France’s defense minister has just announced plans to create a semi-permanent force of 4,000 troops across the entire Sahel and Sahara in former French West Africa, as it redeploys most of its troops in Mali.
“There will be 1,000 soldiers that remain in Mali, and 3,000 in the Sahel-Sahara zone, the danger zone, the zone of all types of smuggling,” Mr Le Drian said, in a television interview.
“We will stay as long as necessary. There is no fixed date,” he added.
French forces will be based in four regional centres – Mali, Chad, Niger and Burkina Faso – Reuters news agency reports.
Smaller bases from which to launch strikes are being set up, with Ivory Coast as the mission’s logistical hub, it adds.
I find this development fairly troubling. France should too. Open-ended commitments are rarely a good idea.
However, it’s also not surprising, given the increasing re-involvement of France in the security affairs of its former African colonies in the past decade.

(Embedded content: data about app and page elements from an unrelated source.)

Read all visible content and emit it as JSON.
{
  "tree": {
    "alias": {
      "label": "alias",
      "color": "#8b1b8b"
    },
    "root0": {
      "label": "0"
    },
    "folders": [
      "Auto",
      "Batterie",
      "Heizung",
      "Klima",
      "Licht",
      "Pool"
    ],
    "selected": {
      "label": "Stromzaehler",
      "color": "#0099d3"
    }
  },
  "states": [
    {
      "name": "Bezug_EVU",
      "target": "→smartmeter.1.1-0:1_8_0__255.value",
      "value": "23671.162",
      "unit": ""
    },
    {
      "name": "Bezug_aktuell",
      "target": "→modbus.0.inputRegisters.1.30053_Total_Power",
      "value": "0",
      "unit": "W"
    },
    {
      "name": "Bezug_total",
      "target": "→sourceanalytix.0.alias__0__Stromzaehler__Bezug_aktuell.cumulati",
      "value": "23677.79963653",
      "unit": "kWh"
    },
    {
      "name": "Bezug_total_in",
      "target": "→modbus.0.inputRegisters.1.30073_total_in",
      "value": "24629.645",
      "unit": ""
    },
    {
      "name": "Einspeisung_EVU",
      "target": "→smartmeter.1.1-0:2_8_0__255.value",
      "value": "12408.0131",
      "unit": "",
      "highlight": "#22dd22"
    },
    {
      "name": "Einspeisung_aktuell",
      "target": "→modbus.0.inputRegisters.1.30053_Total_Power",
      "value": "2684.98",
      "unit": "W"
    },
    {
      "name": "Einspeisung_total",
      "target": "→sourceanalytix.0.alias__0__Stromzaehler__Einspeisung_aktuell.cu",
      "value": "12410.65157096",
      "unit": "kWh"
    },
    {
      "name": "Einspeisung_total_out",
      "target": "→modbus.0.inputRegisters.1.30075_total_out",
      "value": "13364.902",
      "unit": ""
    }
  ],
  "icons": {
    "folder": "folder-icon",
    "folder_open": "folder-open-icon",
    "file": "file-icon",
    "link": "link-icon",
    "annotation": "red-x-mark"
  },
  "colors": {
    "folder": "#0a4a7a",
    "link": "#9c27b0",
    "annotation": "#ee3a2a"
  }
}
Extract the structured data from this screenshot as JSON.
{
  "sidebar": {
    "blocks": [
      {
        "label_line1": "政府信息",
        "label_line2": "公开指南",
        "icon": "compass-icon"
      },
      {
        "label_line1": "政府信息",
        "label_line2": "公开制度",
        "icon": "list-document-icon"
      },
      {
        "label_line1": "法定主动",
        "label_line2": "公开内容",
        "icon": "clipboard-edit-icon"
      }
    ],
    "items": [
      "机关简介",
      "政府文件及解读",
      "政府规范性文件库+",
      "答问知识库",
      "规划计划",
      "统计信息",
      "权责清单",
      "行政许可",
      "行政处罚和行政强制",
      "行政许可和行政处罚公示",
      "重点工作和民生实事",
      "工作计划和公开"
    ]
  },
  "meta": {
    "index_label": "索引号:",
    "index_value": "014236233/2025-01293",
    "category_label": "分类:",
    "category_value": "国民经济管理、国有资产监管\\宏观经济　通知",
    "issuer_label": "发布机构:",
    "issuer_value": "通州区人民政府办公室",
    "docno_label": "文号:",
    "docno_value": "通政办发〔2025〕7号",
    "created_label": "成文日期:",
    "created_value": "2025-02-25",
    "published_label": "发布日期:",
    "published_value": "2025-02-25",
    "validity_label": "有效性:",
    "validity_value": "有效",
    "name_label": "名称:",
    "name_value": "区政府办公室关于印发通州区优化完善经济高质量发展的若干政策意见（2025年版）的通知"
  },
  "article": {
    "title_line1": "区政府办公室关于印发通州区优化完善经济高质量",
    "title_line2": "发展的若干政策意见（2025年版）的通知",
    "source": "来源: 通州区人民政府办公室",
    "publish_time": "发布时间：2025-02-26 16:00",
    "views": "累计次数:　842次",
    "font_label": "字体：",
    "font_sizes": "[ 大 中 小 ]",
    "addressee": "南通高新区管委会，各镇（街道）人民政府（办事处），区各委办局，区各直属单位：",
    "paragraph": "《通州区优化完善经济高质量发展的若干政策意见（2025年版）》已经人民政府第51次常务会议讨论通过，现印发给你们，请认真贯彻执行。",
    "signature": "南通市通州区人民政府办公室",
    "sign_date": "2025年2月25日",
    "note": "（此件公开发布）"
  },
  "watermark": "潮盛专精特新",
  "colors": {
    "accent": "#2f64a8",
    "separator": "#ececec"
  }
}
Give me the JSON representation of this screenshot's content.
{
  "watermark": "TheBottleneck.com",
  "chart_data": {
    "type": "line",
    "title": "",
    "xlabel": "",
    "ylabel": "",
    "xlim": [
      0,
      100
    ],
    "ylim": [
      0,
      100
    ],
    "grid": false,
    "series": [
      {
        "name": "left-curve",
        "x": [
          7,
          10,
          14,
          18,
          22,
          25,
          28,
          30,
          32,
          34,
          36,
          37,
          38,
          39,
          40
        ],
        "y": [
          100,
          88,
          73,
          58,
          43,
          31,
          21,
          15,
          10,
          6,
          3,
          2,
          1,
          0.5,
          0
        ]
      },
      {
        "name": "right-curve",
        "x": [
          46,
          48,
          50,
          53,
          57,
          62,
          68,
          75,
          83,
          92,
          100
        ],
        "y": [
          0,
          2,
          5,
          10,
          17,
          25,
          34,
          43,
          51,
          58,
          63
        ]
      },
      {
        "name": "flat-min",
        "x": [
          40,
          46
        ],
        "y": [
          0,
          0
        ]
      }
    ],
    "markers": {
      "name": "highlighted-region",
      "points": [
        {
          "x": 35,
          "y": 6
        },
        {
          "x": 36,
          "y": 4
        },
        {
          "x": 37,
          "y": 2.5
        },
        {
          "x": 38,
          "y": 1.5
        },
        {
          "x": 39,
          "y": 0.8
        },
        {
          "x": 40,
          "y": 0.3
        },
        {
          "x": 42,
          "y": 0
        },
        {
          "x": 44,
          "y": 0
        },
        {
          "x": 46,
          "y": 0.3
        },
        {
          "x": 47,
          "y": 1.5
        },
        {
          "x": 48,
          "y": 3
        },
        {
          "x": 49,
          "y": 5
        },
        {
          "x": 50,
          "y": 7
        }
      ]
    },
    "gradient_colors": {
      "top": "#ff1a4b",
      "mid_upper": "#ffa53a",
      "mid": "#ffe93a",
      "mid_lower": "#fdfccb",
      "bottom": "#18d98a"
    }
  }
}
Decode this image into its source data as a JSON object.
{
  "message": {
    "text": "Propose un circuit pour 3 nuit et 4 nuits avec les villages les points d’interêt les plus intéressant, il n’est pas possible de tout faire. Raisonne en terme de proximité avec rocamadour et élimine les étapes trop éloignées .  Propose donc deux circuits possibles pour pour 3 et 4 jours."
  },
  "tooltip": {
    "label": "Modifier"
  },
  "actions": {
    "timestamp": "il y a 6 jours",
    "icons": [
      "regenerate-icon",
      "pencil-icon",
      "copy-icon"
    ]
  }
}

A small, permanent force in several locations in or near the Sahel/Sahara is probably the only way (from a feasibility standpoint) that France can both avoid permanent and ineffective occupations (at much higher cost in lives and money) and respond quickly to rising threats, kidnappings, etc., which it feels it must do for its own security.
All the same, this open-ended, rapid-reaction wack-a-mole approach to counterterrorism — where they keep thousands of troops all over West Africa (and Central African Republic nearby) before periodically bursting into neighboring countries for a minute, guns blazing, like Operation Neptune Spear — makes France seem more than a bit neo-colonial.
It also seems like an easy step down the path toward becoming completely mired in an unwinnable, transnational counterinsurgency operation in the Sahel — something others have warned against previously often.
As ever, the Sahel needs more of a Marshall Plan development aid strategy than troop deployments.